GlaxoSmithKline, which makes shingles-prevention vaccine Shingrix, also is doing its part to educate patients. “Vaccines are studied extensively before, during and following licensure, and there is a vast body of scientific evidence that overwhelmingly supports their safety and impact in preventing serious and even life threatening infectious disease,” GSK said. “Through our government affairs and medical teams, we look to provide factual content about vaccine science and the value of vaccines to multiple social channels.”

Besides educating patients, manufacturers are hoping to provide resources for pharmacists — a goal that pharmacy technology companies share.

GSK has a dedicated team made up of retail medical science liaisons who work to educate pharmacists about the company’s full vaccines portfolio.

“As part of our educational efforts, we also create and disseminate resources for pharmacists to use within the pharmacy and with their patients,” GSK said.

Sanofi and its VaxServe subsidiary also educate the pharmacy community about vaccine products, including clinical differences, safety and benefits through multiple channels.

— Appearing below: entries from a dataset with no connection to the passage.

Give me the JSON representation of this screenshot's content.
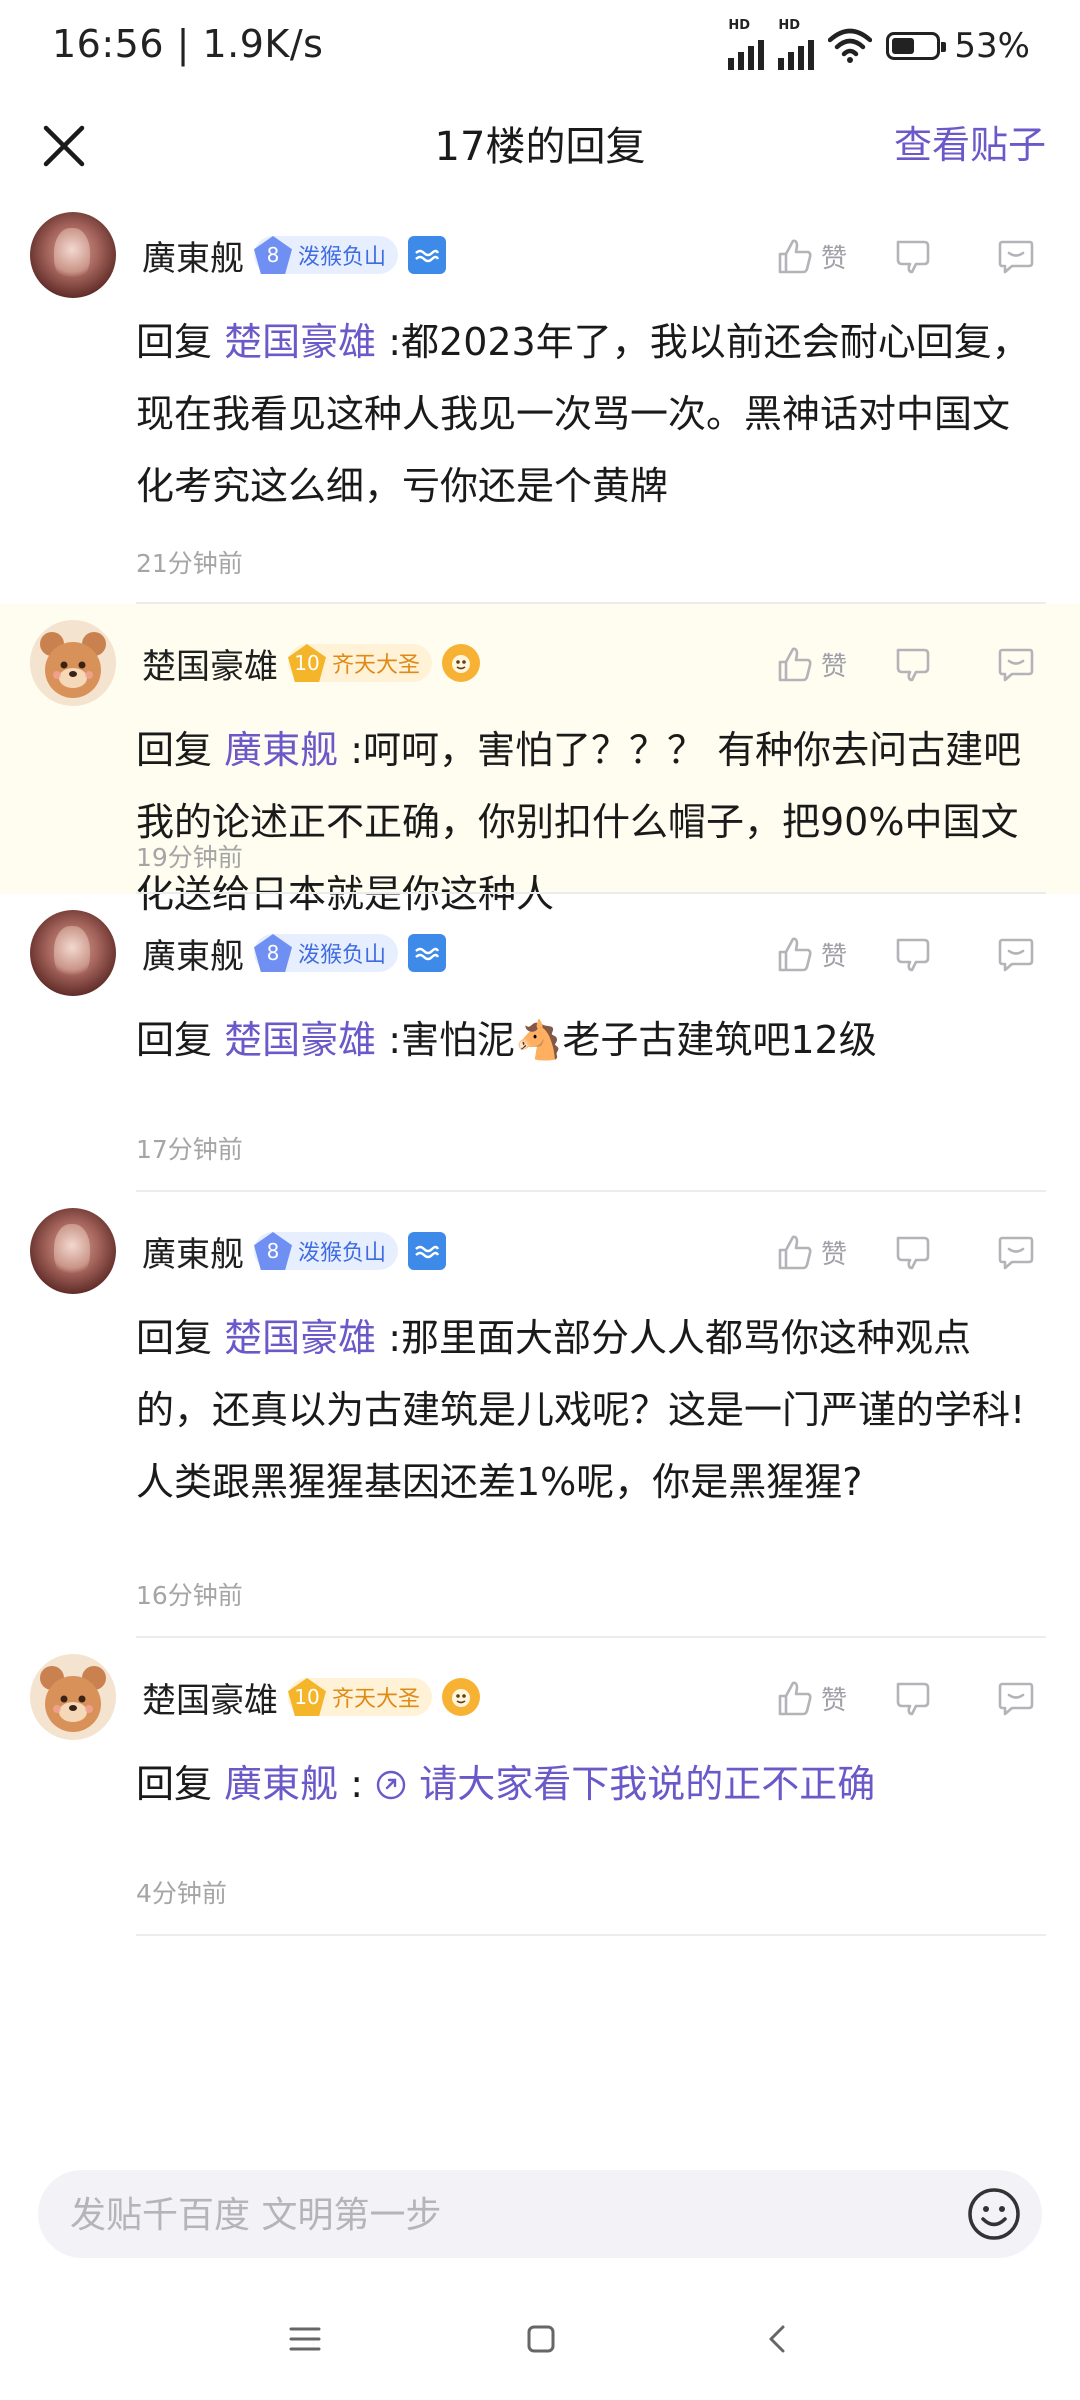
{
  "status_bar": {
    "time_speed": "16:56 | 1.9K/s",
    "battery_pct": "53%",
    "battery_level": 0.53,
    "hd_label": "HD"
  },
  "header": {
    "title": "17楼的回复",
    "right_link": "查看贴子",
    "close_icon": "close-icon"
  },
  "colors": {
    "accent": "#6b58c9",
    "highlight_bg": "#fefdf0",
    "muted": "#a5a5a5"
  },
  "posts": [
    {
      "user": "廣東舰",
      "level": "8",
      "badge": "泼猴负山",
      "badge_color": "blue",
      "like_label": "赞",
      "reply_prefix": "回复",
      "reply_to": "楚国豪雄",
      "text": ":都2023年了，我以前还会耐心回复，现在我看见这种人我见一次骂一次。黑神话对中国文化考究这么细，亏你还是个黄牌",
      "time": "21分钟前"
    },
    {
      "user": "楚国豪雄",
      "level": "10",
      "badge": "齐天大圣",
      "badge_color": "gold",
      "like_label": "赞",
      "reply_prefix": "回复",
      "reply_to": "廣東舰",
      "text": ":呵呵，害怕了？？？ 有种你去问古建吧我的论述正不正确，你别扣什么帽子，把90%中国文化送给日本就是你这种人",
      "time": "19分钟前"
    },
    {
      "user": "廣東舰",
      "level": "8",
      "badge": "泼猴负山",
      "badge_color": "blue",
      "like_label": "赞",
      "reply_prefix": "回复",
      "reply_to": "楚国豪雄",
      "text": ":害怕泥🐴老子古建筑吧12级",
      "time": "17分钟前"
    },
    {
      "user": "廣東舰",
      "level": "8",
      "badge": "泼猴负山",
      "badge_color": "blue",
      "like_label": "赞",
      "reply_prefix": "回复",
      "reply_to": "楚国豪雄",
      "text": ":那里面大部分人人都骂你这种观点的，还真以为古建筑是儿戏呢？这是一门严谨的学科!人类跟黑猩猩基因还差1%呢，你是黑猩猩?",
      "time": "16分钟前"
    },
    {
      "user": "楚国豪雄",
      "level": "10",
      "badge": "齐天大圣",
      "badge_color": "gold",
      "like_label": "赞",
      "reply_prefix": "回复",
      "reply_to": "廣東舰",
      "text": ":",
      "link_text": "请大家看下我说的正不正确",
      "time": "4分钟前"
    }
  ],
  "composer": {
    "placeholder": "发贴千百度 文明第一步"
  }
}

These include partnerships with professional organizations, publication and journal ads, training programs, and marketing material to help guide pharmacists’ discussions with consumers.

Pharmacy technology company Amplicare is playing a role in helping pharmacists increase the rate of vaccinations through Amplicare Assist, an in-workflow notification system. “When working on a patient profile in the pharmacy management system, pharmacists receive a notification about clinical